Tomorrow I will probably wear something by Papillon’s Liz Moores, who is an actual modern witch as well as a tremendously gifted perfumer. Maybe Bengale Rouge? But I do love Dryad … decisions, decisions. Will you do anything special for Halloween? Or wear any special fragrance?

Scent Sample Sunday: Byredo Candles At IKEA

Scent Sample Sunday: Byredo Candles At IKEA

A short while ago, multiple media outlets reported that Swedish furnishings giant IKEA would launch a limited edition of scented candles in partnership with Swedish fragrance brand Byredo. Well, perfumistas, here in the USA, the eagles have landed! I went to my local IKEA today, and there they were, although the announcements said they would be available in November.
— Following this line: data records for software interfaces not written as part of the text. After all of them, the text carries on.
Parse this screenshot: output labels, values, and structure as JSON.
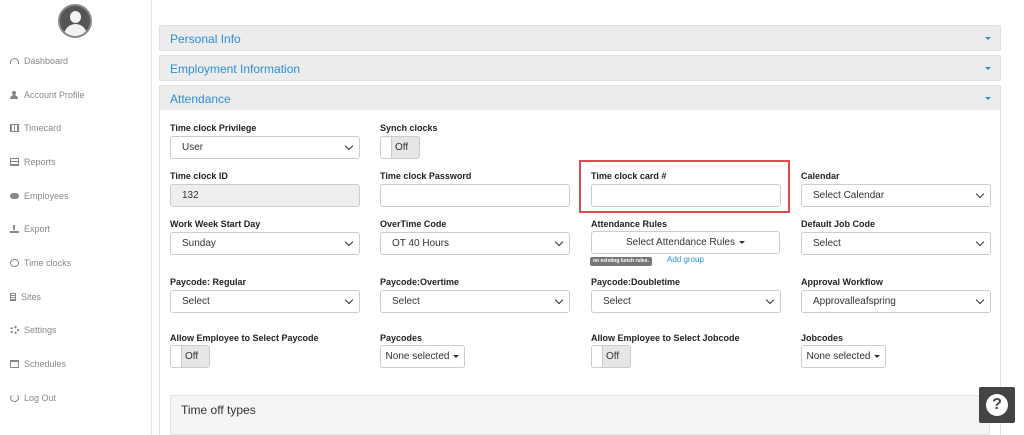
{
  "sidebar": {
    "items": [
      {
        "label": "Dashboard",
        "icon": "dashboard-icon"
      },
      {
        "label": "Account Profile",
        "icon": "user-icon"
      },
      {
        "label": "Timecard",
        "icon": "table-icon"
      },
      {
        "label": "Reports",
        "icon": "report-icon"
      },
      {
        "label": "Employees",
        "icon": "users-icon"
      },
      {
        "label": "Export",
        "icon": "download-icon"
      },
      {
        "label": "Time clocks",
        "icon": "clock-icon"
      },
      {
        "label": "Sites",
        "icon": "building-icon"
      },
      {
        "label": "Settings",
        "icon": "gear-icon"
      },
      {
        "label": "Schedules",
        "icon": "calendar-icon"
      },
      {
        "label": "Log Out",
        "icon": "power-icon"
      }
    ]
  },
  "panels": {
    "personal": "Personal Info",
    "employment": "Employment Information",
    "attendance": "Attendance"
  },
  "form": {
    "time_clock_privilege": {
      "label": "Time clock Privilege",
      "value": "User"
    },
    "synch_clocks": {
      "label": "Synch clocks",
      "value": "Off"
    },
    "time_clock_id": {
      "label": "Time clock ID",
      "value": "132"
    },
    "time_clock_password": {
      "label": "Time clock Password",
      "value": ""
    },
    "time_clock_card": {
      "label": "Time clock card #",
      "value": ""
    },
    "calendar": {
      "label": "Calendar",
      "value": "Select Calendar"
    },
    "work_week_start": {
      "label": "Work Week Start Day",
      "value": "Sunday"
    },
    "overtime_code": {
      "label": "OverTime Code",
      "value": "OT 40 Hours"
    },
    "attendance_rules": {
      "label": "Attendance Rules",
      "value": "Select Attendance Rules",
      "badge": "no existing lunch rules.",
      "link": "Add group"
    },
    "default_job_code": {
      "label": "Default Job Code",
      "value": "Select"
    },
    "paycode_regular": {
      "label": "Paycode: Regular",
      "value": "Select"
    },
    "paycode_overtime": {
      "label": "Paycode:Overtime",
      "value": "Select"
    },
    "paycode_doubletime": {
      "label": "Paycode:Doubletime",
      "value": "Select"
    },
    "approval_workflow": {
      "label": "Approval Workflow",
      "value": "Approvalleafspring"
    },
    "allow_select_paycode": {
      "label": "Allow Employee to Select Paycode",
      "value": "Off"
    },
    "paycodes": {
      "label": "Paycodes",
      "value": "None selected"
    },
    "allow_select_jobcode": {
      "label": "Allow Employee to Select Jobcode",
      "value": "Off"
    },
    "jobcodes": {
      "label": "Jobcodes",
      "value": "None selected"
    }
  },
  "time_off": {
    "title": "Time off types"
  },
  "help": {
    "glyph": "?"
  },
  "colors": {
    "accent": "#2b8fd4",
    "highlight": "#e04a4a",
    "panel_bg": "#ececec"
  }
}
The series of candles is named, in classically inscrutable IKEA fashion, “Osynlig.” You can find them online by typing that precise name into the search box on the IKEA USA website, which also seems to be selling them now (i.e., before November). Apparently, the scents are designed by Byredo’s Ben Gorham so that all can be burnt alone or layered together, creating your own personal home fragrance. He is also quoted as saying “I really enjoyed the idea of being able to make interesting products accessible to as many people as possible,” in an interview with WWD. Ikea was “one of the few [with which] I could actually develop and manufacture a product of this quality, yet make it available at that type of price point.”

I only started using scented candles regularly a few years ago. These ones are really special; they come in beautiful ceramic pots with different colors that reflect some aspect of the scent. A few of the fragrances are available in small, medium, and large sizes. I haven’t yet tried lighting any of the ones I bought but they smell wonderful! Most immediately striking to me was “Tobacco and Honey”, which does indeed have a strong note of golden honey.

Scented candles at IKEA, limited edition by Ben Gorham of Byredo
IKEA’s Osynlig candles with Byredo scents.

I am so pleased to have “scored” several of these! The ones that are currently available are: Tea Leaves & Verbena, Pomegranate & Amber, Basil & Mint, Fig & Cypress, Peach Blossom & Bamboo, Lilac & Amber, Rose & Raspberries, Cotton Flower & Apple Blossom, Sandalwood & Vanilla, and Tobacco & Honey.

There is one fragrance mentioned in the press, “Swedish Birch and Juniper”, that I did not see on the IKEA USA website or in the store, and it sounds like one I would like. Apparently the other three scents in the collection — Cassis & Freesia, Swedish Birch & Juniper, and Firewood & Spice — will be available in February 2021.

Have you seen or tried any of the “Osynlig” collection yet?